Now Jenna has launched a sister website, foodstolove.co.uk, which offers a concise range of allergen-free staples, from almond milk and gluten-free flour to hempseed oil and a natural sweetener. ‘I sample everything with my family and friends so I know Foods to Love offers the very best in each category,’ she says. As well as Upcakes treats, there are others such as crunchy Kale Chips (seasoned and dried curly kale leaves), additive-free popcorn, plus coconut water, her latest ‘buzz product’ which she calls ‘nature’s Lucozade, because it contains the same electrolytes as your blood, so it’s easily assimilated and a great alkaliser, replacing minerals including potassium, magnesium and sodium that are depleted by modern life.’ Jenna shares her recipes on the site, and also blogs regularly about nutrition.
makes 16 pieces
180g raw almonds
260g dried apricots
2 tbsp shelled hemp seeds
1½ tbsp coconut oil
6-10 drops vanilla essence
Put the almonds and apricots through a processor until the mixture starts to form a paste. Add the remaining ingredients. Divide into 16 and roll into balls. Freeze for at least 15 minutes, then refrigerate; they will last up to six weeks.
APP OF THE WEEK
Well Being Self-Reflexology
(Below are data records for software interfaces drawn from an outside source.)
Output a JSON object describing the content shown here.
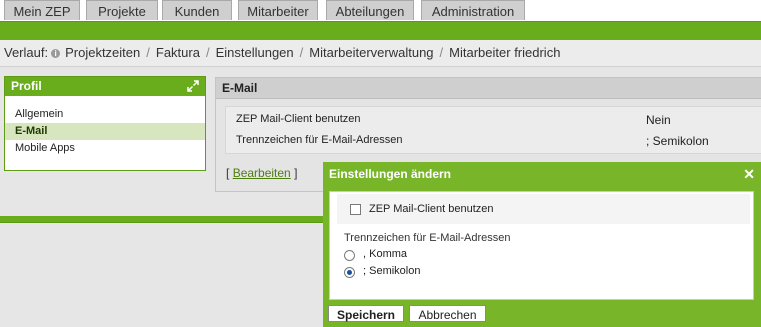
{
  "nav": {
    "tabs": [
      {
        "label": "Mein ZEP"
      },
      {
        "label": "Projekte"
      },
      {
        "label": "Kunden"
      },
      {
        "label": "Mitarbeiter"
      },
      {
        "label": "Abteilungen"
      },
      {
        "label": "Administration"
      }
    ]
  },
  "breadcrumb": {
    "label": "Verlauf:",
    "items": [
      "Projektzeiten",
      "Faktura",
      "Einstellungen",
      "Mitarbeiterverwaltung",
      "Mitarbeiter friedrich"
    ]
  },
  "profil": {
    "title": "Profil",
    "items": [
      {
        "label": "Allgemein"
      },
      {
        "label": "E-Mail"
      },
      {
        "label": "Mobile Apps"
      }
    ]
  },
  "email": {
    "title": "E-Mail",
    "rows": [
      {
        "label": "ZEP Mail-Client benutzen",
        "value": "Nein"
      },
      {
        "label": "Trennzeichen für E-Mail-Adressen",
        "value": "; Semikolon"
      }
    ],
    "edit_open": "[",
    "edit_label": "Bearbeiten",
    "edit_close": "]"
  },
  "dialog": {
    "title": "Einstellungen ändern",
    "close": "✕",
    "checkbox_label": "ZEP Mail-Client benutzen",
    "checkbox_checked": false,
    "separator_label": "Trennzeichen für E-Mail-Adressen",
    "options": [
      {
        "label": ", Komma",
        "selected": false
      },
      {
        "label": "; Semikolon",
        "selected": true
      }
    ],
    "save_label": "Speichern",
    "cancel_label": "Abbrechen"
  },
  "colors": {
    "accent_green": "#6aad1c",
    "dialog_green": "#79b529"
  }
}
This app by practitioner Anna Walsh (annaw.co.uk) shows you how you can treat yourself with reflexology, a complementary therapy which is now used in some hospitals. Reflexology posits that areas of the feet and hands correspond with parts of the body and brain, and that applying pressure to these areas improves functioning. This app provides six step-by-step sessions – including Stress Relief, Energised Day and Weight Loss – with mini-maps of the reflexology points and video demos. Anna’s tip for relieving tension by pressing and holding the pad of each fingertip in turn was very effective. £1.99, from the Apple App Store.